Lesser known beef cattle
Posted in Miscellany by Liam Coates 10 months ago
While popular beef breeds such as Aberdeen Angus, and Hereford get much of the meaty coverage in the press, and you may have heard of (and almost certainly tasted) Limousin and Charolais, there are a number of lesser known beef breeds worth checking out for the discerning steak lover.
Mainly found in the alpine region of Austria, Switzerland and the Allgau region of Germany, Braunvieh is a Swiss cattle breed renowned for mountain climbing abilities and grazing on very steep hillsides. With a brown (almost grey) coat colour, the breed is often referred to as ‘Brown Swiss’ in America as Braunvieh translated to English is, quite literally, ‘Brown Cow’. Typically the cattle includes a black muzzle with a white border, and is kept as dual-purpose, as they are good milk producers used in both milk and cheese production. Due to the longevity of the breed, the meat is proving popular for the growing trend of eating old dairy cattle, which is increasingly seen as a delicacy.
Piedmontese cattle originate from the Piedmont region in northern Italy. The breed is believed to be a descendant of the Zebu that migrated from Pakistan over a thousand years ago. The breed has a light, white-grey coat with darker pigmentation around the eyes, horns and snout.
Known for it’s extremely muscular physique, which originally meant it was used as a powerful draft animal and dairy cow, today they are reared predominantly for meat. With an elongated torso, they are currently in high demand for the good yield of lean, tender meat they provide. Increasingly popular with health conscious consumers, demand currently outstrips production demand.
Large and extremely powerful, these cattle were modelled by the Ancient Romans as animal sculptures. Capable of being over 2 metres high (shoulder height), they are thought to be the largest breed of cattle in the world, originating from the Chiana Valley in central Italy. Bright white in colour, their natural power made them ideal draft animals for centuries, until agricultural machinery made this obsolete.
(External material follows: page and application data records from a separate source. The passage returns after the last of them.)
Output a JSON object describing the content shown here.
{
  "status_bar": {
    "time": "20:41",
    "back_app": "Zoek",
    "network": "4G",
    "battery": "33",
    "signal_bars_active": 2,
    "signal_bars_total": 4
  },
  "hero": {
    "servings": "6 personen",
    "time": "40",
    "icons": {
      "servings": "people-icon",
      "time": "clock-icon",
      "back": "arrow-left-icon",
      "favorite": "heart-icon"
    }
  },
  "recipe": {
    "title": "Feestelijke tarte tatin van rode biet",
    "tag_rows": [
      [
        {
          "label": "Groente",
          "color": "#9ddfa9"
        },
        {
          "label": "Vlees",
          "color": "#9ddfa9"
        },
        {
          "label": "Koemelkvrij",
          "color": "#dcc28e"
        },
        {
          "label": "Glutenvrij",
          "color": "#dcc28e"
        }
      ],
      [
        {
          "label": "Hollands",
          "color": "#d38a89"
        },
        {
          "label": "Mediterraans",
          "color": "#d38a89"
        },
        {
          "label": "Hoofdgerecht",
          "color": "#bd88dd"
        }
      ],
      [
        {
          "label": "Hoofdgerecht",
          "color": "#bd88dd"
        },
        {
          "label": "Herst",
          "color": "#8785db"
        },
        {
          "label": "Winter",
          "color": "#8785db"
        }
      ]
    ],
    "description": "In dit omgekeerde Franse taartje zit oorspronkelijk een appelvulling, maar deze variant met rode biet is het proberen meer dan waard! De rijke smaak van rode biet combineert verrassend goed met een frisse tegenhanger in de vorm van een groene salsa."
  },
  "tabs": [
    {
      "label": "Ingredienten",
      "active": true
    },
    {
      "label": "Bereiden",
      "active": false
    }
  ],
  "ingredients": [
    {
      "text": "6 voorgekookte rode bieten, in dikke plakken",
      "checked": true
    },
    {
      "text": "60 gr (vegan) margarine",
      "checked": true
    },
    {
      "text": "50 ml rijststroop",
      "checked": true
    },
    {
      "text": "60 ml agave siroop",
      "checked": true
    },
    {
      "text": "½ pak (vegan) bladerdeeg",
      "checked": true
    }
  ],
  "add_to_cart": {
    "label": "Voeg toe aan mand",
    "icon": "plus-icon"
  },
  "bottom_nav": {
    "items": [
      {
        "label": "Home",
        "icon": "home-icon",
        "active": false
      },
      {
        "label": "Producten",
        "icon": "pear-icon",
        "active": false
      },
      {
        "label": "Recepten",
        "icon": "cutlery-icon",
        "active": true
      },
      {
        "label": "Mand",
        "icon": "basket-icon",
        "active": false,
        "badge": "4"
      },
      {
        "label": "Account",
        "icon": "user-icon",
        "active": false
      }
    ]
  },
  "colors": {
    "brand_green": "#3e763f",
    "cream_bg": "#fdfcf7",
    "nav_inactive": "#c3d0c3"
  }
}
Although now reared exclusively for its extremely flavoursome meat, as the breed is not suitable for quick fattening, fewer farmers are rearing, which may mean that the famous Bistecca alla Fiorentina, a 1.5kg T-bone steak cut from a Chianina, may become a thing of the past.
Tajima is a black Japanese cattle breed, most famously known as the breed behind what is now known to the rest of the world as Wagyu, which literally means Japanese (“Wa) Cattle (“Gyu).
Often (incorrectly) labelled as Kobe cattle, the name Kobe is reserved for cattle that were born, raised and slaughtered in (or around) Kobe, a city in the south Japanese prefecture of Hyogo. The meat from Tajima cattle from Kobe has gained an international reputation, and is often referred to as the best (and most expensive) meat in the world. An exclusive speciality is the fattening of heifers in the region of Matsusaka, whose meat is even higher quality than that of Kobe bulls, and comes with an even bigger price tag. The urban myth that animals are massaged with Sake and played music, is in practice, rarely applied, but the animals are slow grown over a long period, and are renowned for perfect marbling, and a tender, melt-in-the-mouth texture.
Due to high demand, and high value, the ‘Wagyu’ breed has been taken on by farmers in the UK, Europe, the USA, Australia and just about anywhere else you can think of, where people want ‘exclusive beef’. In contrast to Japan, where the cattle are mainly kept in cow sheds and fed concentrated feed, Wagyu in new production countries is generally kept on grasslands.
Now you have this arsenal of cattle expertise, you have the knowledge behind you to explore further than the Aberdeen Angus burger or Hereford steak. There’s more to try and enjoy when it comes to quality beef, so why not get exploring?